— Exercise objective —
The copy has to match the records word for word and include no pictures.

— Information shown —
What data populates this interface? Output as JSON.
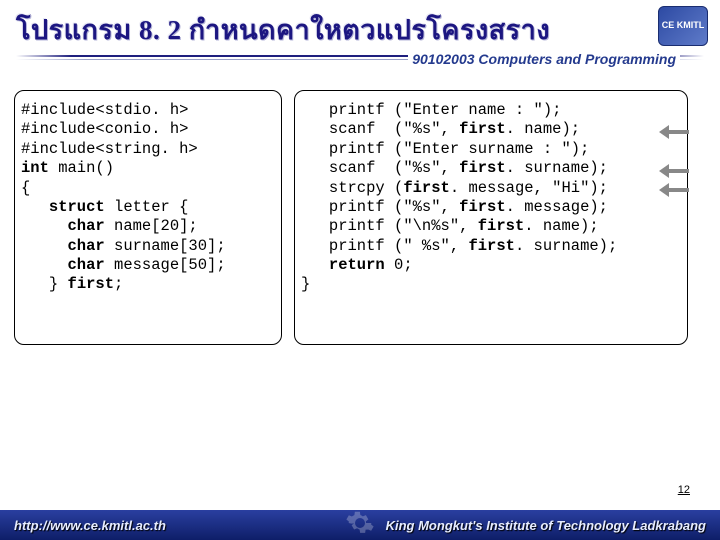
{
  "header": {
    "title": "โปรแกรม  8. 2 กำหนดคาใหตวแปรโครงสราง",
    "subtitle": "90102003 Computers and Programming",
    "logo_text": "CE KMITL"
  },
  "code_left": {
    "l1": "#include<stdio. h>",
    "l2": "#include<conio. h>",
    "l3": "#include<string. h>",
    "l4a": "int",
    "l4b": " main()",
    "l5": "{",
    "l6a": "   struct",
    "l6b": " letter {",
    "l7a": "     char",
    "l7b": " name[20];",
    "l8a": "     char",
    "l8b": " surname[30];",
    "l9a": "     char",
    "l9b": " message[50];",
    "l10a": "   } ",
    "l10b": "first",
    "l10c": ";"
  },
  "code_right": {
    "r1a": "   printf (\"Enter name : \");",
    "r2a": "   scanf  (\"%s\", ",
    "r2b": "first",
    "r2c": ". name);",
    "r3a": "   printf (\"Enter surname : \");",
    "r4a": "   scanf  (\"%s\", ",
    "r4b": "first",
    "r4c": ". surname);",
    "r5a": "   strcpy (",
    "r5b": "first",
    "r5c": ". message, \"Hi\");",
    "r6a": "   printf (\"%s\", ",
    "r6b": "first",
    "r6c": ". message);",
    "r7a": "   printf (\"\\n%s\", ",
    "r7b": "first",
    "r7c": ". name);",
    "r8a": "   printf (\" %s\", ",
    "r8b": "first",
    "r8c": ". surname);",
    "r9a": "   return",
    "r9b": " 0;",
    "r10": "}"
  },
  "page_number": "12",
  "footer": {
    "url": "http://www.ce.kmitl.ac.th",
    "institute": "King Mongkut's Institute of Technology Ladkrabang"
  }
}
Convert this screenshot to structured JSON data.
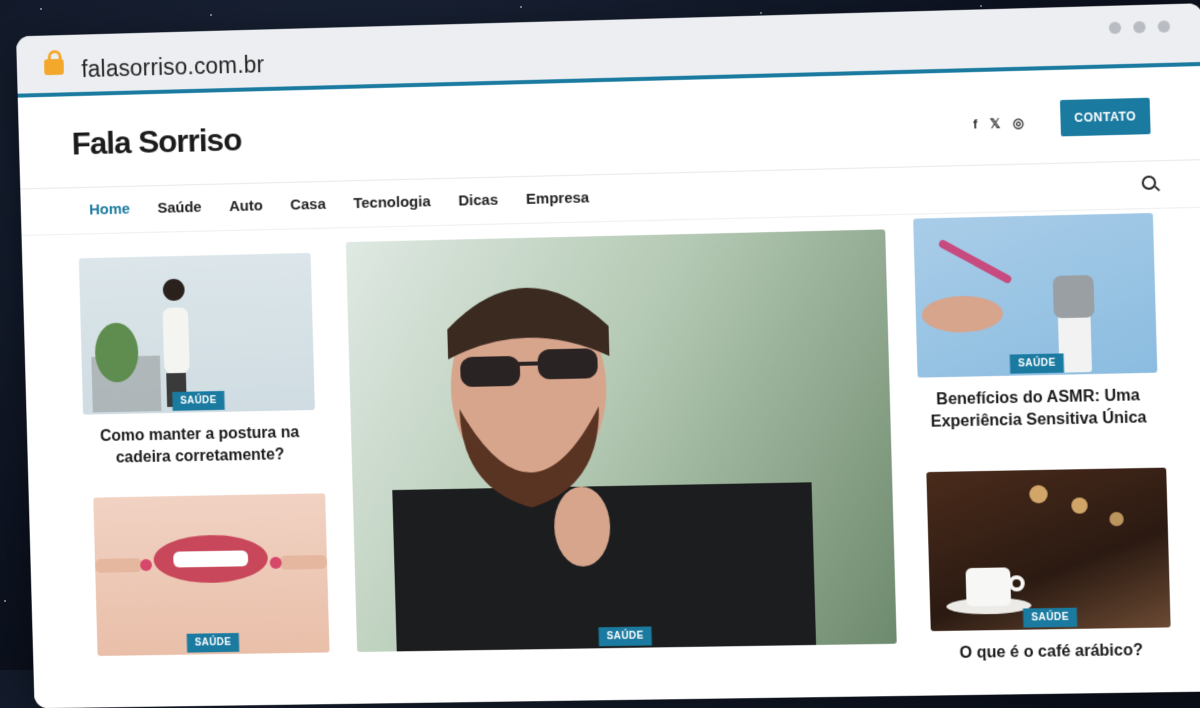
{
  "browser": {
    "url": "falasorriso.com.br"
  },
  "site": {
    "logo": "Fala Sorriso",
    "social": [
      "f",
      "𝕏",
      "◎"
    ],
    "contact_label": "CONTATO",
    "nav": [
      "Home",
      "Saúde",
      "Auto",
      "Casa",
      "Tecnologia",
      "Dicas",
      "Empresa"
    ],
    "active_nav": "Home"
  },
  "articles": {
    "left_top": {
      "category": "SAÚDE",
      "title": "Como manter a postura na cadeira corretamente?"
    },
    "left_bottom": {
      "category": "SAÚDE"
    },
    "main": {
      "category": "SAÚDE"
    },
    "right_top": {
      "category": "SAÚDE",
      "title": "Benefícios do ASMR: Uma Experiência Sensitiva Única"
    },
    "right_bottom": {
      "category": "SAÚDE",
      "title": "O que é o café arábico?"
    }
  },
  "colors": {
    "accent": "#1a7aa0",
    "lock": "#f3a72b"
  }
}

— Response —
What data populates this interface? Output as JSON.
{
  "header": {
    "title": "โปรแกรม  8. 2 กำหนดคาใหตวแปรโครงสราง",
    "subtitle": "90102003 Computers and Programming",
    "logo_text": "CE KMITL"
  },
  "code_left": {
    "l1": "#include<stdio. h>",
    "l2": "#include<conio. h>",
    "l3": "#include<string. h>",
    "l4a": "int",
    "l4b": " main()",
    "l5": "{",
    "l6a": "   struct",
    "l6b": " letter {",
    "l7a": "     char",
    "l7b": " name[20];",
    "l8a": "     char",
    "l8b": " surname[30];",
    "l9a": "     char",
    "l9b": " message[50];",
    "l10a": "   } ",
    "l10b": "first",
    "l10c": ";"
  },
  "code_right": {
    "r1a": "   printf (\"Enter name : \");",
    "r2a": "   scanf  (\"%s\", ",
    "r2b": "first",
    "r2c": ". name);",
    "r3a": "   printf (\"Enter surname : \");",
    "r4a": "   scanf  (\"%s\", ",
    "r4b": "first",
    "r4c": ". surname);",
    "r5a": "   strcpy (",
    "r5b": "first",
    "r5c": ". message, \"Hi\");",
    "r6a": "   printf (\"%s\", ",
    "r6b": "first",
    "r6c": ". message);",
    "r7a": "   printf (\"\\n%s\", ",
    "r7b": "first",
    "r7c": ". name);",
    "r8a": "   printf (\" %s\", ",
    "r8b": "first",
    "r8c": ". surname);",
    "r9a": "   return",
    "r9b": " 0;",
    "r10": "}"
  },
  "page_number": "12",
  "footer": {
    "url": "http://www.ce.kmitl.ac.th",
    "institute": "King Mongkut's Institute of Technology Ladkrabang"
  }
}
Convert this screenshot to structured JSON data.
{
  "browser": {
    "url": "falasorriso.com.br"
  },
  "site": {
    "logo": "Fala Sorriso",
    "social": [
      "f",
      "𝕏",
      "◎"
    ],
    "contact_label": "CONTATO",
    "nav": [
      "Home",
      "Saúde",
      "Auto",
      "Casa",
      "Tecnologia",
      "Dicas",
      "Empresa"
    ],
    "active_nav": "Home"
  },
  "articles": {
    "left_top": {
      "category": "SAÚDE",
      "title": "Como manter a postura na cadeira corretamente?"
    },
    "left_bottom": {
      "category": "SAÚDE"
    },
    "main": {
      "category": "SAÚDE"
    },
    "right_top": {
      "category": "SAÚDE",
      "title": "Benefícios do ASMR: Uma Experiência Sensitiva Única"
    },
    "right_bottom": {
      "category": "SAÚDE",
      "title": "O que é o café arábico?"
    }
  },
  "colors": {
    "accent": "#1a7aa0",
    "lock": "#f3a72b"
  }
}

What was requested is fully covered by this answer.